ISP celebrates Darwin Day, names new Kirk Teacher Fellow

There was cake, balloons and a rousing singalong of Happy Birthday. The man himself – Charles Darwin – stood off in a corner ready to pose for selfies. A birthday hat sitting atop his head.

OK, it wasn’t the real Darwin, but a life-size cutout. However, the celebratory feel was real as 60 educators and some special guests celebrated one of the world’s greatest scientist and the man behind the theory of evolution at the 7th annual Darwin Day event hosted by the Institute for School Partnership at Washington University in St.  Louis.

The Feb. 9 event on the Danforth Campus was timed to the anniversary of Charles Darwin’s birth – his 210th this year. The international celebration is used as an occasion to focus on education and outreach in evolutionary biology. The ISP’s free program for K-12 educators features presentations, workshops and of course cake. It’s also a great opportunity for participants to network with other educators and scientists.

Paleoanthropologist John Hawks gave the keynote address “New Discoveries and insights into out African origins.”

The day started with a presentation by John Hawks, a paleoanthropologist at the University of Wisconsin-Madison, who in 2015 helped lead an excavation team that retrieved fossils from a South African cave that turned out to be a new species of early human. His talk was titled “New Discoveries and insights into out African origins.” It was followed by a Q-and-A session, where he fielded a multitude of questions, including this one from an audience member: How do you deal with science skeptics and people who question the value of your research?

Simply put, he said the discoveries from his field research help cure diseases and create jobs for people in Africa. But, most importantly, his research helps us know ourselves.

“This history is what makes us human,” said Hawkins.

Darwin Day also included a big reveal – the unveiling of the of the new Kirk Teacher Fellow – Katie Lodes, a science teacher at St. Joseph’s Academy. Over the next three years she will take on the role of facilitating the evolution book club and planning the evolution education events. 

The teacher fellowship is named for David and Marilyn Kirk, longtime members of the WashU community, whose generous endowment makes ISP’s evolution education program possible. That includes not only the teacher fellowship, but the annual Darwin Day celebration and an evolution education book club.

This was one of David’s favorite days

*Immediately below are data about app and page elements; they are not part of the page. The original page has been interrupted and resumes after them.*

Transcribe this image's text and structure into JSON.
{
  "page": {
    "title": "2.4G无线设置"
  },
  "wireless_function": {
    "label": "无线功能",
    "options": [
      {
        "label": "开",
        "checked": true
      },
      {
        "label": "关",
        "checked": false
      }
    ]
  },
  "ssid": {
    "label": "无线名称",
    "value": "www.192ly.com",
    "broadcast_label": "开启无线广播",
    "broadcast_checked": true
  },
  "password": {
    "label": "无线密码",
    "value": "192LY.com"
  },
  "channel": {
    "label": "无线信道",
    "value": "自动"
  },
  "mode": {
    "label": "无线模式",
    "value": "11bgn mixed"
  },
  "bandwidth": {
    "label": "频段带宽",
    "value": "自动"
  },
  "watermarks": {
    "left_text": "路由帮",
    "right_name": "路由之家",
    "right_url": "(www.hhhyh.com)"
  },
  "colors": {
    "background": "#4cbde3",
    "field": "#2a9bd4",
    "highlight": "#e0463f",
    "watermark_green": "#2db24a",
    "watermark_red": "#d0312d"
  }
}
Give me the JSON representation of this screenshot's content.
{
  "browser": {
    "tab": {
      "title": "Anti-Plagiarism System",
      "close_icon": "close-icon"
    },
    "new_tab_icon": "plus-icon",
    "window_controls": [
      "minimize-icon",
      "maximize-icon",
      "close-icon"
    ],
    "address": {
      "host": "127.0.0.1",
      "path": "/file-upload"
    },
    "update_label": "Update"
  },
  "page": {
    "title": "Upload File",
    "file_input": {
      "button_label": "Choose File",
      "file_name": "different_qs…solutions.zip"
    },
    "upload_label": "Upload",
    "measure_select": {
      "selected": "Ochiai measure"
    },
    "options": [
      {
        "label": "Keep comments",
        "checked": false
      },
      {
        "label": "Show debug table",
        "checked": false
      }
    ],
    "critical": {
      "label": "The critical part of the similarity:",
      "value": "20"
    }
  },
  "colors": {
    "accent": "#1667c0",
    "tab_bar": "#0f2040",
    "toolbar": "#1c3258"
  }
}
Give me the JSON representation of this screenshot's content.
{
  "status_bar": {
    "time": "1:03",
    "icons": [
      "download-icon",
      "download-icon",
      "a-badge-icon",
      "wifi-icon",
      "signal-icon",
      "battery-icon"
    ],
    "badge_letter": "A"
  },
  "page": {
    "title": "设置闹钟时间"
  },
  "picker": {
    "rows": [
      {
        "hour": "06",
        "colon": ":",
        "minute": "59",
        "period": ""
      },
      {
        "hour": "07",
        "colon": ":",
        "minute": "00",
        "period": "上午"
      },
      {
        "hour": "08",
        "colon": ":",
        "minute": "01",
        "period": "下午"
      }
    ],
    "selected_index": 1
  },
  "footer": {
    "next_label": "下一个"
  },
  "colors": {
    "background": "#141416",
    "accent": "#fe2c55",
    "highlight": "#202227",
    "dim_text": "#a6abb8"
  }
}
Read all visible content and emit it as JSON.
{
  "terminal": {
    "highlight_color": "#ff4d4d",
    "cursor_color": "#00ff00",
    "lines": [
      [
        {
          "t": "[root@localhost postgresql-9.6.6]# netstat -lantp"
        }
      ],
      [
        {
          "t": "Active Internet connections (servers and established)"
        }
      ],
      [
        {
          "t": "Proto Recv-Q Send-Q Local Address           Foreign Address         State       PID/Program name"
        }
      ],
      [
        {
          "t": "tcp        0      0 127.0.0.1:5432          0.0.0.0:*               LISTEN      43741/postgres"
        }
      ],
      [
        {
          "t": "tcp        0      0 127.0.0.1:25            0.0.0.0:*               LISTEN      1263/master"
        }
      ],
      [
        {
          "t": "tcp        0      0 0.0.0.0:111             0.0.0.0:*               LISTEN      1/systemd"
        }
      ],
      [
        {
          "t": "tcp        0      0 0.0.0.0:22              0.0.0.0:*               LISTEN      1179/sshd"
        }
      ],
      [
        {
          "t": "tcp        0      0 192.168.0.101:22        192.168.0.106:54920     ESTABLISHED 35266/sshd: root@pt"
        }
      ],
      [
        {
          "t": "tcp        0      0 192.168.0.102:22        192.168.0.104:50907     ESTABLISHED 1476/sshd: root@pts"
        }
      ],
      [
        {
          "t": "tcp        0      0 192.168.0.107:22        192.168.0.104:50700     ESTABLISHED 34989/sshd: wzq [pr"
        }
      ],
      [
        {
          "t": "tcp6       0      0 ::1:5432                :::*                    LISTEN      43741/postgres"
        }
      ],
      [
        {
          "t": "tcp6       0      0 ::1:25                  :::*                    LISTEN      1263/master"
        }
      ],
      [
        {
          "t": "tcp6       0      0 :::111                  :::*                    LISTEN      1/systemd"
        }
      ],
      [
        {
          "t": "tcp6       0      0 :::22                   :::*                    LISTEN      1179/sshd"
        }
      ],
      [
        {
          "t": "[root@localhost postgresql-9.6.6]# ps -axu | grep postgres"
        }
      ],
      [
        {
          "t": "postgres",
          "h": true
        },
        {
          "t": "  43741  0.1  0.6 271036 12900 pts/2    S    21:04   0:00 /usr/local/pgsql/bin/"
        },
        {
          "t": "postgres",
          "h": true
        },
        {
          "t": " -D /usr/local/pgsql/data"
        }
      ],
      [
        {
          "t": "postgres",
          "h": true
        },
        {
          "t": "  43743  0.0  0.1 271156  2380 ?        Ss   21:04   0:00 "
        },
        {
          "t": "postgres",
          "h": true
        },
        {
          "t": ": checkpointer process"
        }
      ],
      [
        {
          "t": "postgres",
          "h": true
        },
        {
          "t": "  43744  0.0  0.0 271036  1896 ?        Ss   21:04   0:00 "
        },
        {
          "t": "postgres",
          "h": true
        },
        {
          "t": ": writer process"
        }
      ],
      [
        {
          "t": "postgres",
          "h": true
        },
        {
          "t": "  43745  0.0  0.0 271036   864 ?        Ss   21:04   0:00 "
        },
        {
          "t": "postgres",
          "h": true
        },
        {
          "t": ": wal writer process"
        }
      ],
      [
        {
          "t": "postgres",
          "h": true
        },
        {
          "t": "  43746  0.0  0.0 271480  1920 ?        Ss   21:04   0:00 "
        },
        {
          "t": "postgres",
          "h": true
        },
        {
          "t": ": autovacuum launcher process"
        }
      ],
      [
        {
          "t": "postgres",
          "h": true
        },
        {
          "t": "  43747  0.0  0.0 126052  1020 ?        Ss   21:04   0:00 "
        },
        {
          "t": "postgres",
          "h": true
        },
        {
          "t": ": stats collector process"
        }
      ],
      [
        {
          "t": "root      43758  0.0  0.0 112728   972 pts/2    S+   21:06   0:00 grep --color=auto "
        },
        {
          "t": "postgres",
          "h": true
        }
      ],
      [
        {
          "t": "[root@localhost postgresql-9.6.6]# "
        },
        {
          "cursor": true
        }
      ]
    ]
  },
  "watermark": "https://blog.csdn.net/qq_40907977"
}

This year’s annual Darwin Day celebration was a bittersweet affair, tinged with the feeling that something or someone was missing. It was the first Darwin Day celebration without David Kirk who passed away in November after a long illness. Kirk was very hands-on in planning Darwin Day, from selecting the speakers to buying the fossils that are raffled off. In fact, the second speaker of the day, WashU doctoral student Gavriel Matt, had been invited to speak by Kirk himself, after Kirk learned Matt’s work is focused on studying Volvocine green algae, the same research area as Kirk.

“This was one of David’s favorite days, so it’s a celebration of mixed emotions for me” said an emotional Victoria May, executive director of the ISP. “It’s important we remember him and his legacy.”

New Kirk Teacher Fellow Katie Lodes (center) poses with former Kirk Teacher Fellows Didi Noelker (left) and Heather Essig.

During a special remembrance of Kirk, Didi Noelker, chair of the science department at Villa Duchesne High School, and a former Kirk Teacher Fellow, called him an immense influence in her life and a wonderful mentor to countless other teachers in the region.

“This wouldn’t exist without him,” she said. “He was concerned about how evolution is presented in education in classrooms and knew getting teacher involvement and buy-in was key.”

Dr. Kirk’s son, Randolph Kirk, traveled from Flagstaff, Arizona, for the remembrance. He expressed gratitude for the opportunity to remember his dad “in this context.” By that, he meant that while his dad loved research, he adored his outreach efforts.

February 2019 | by, Myra Lopez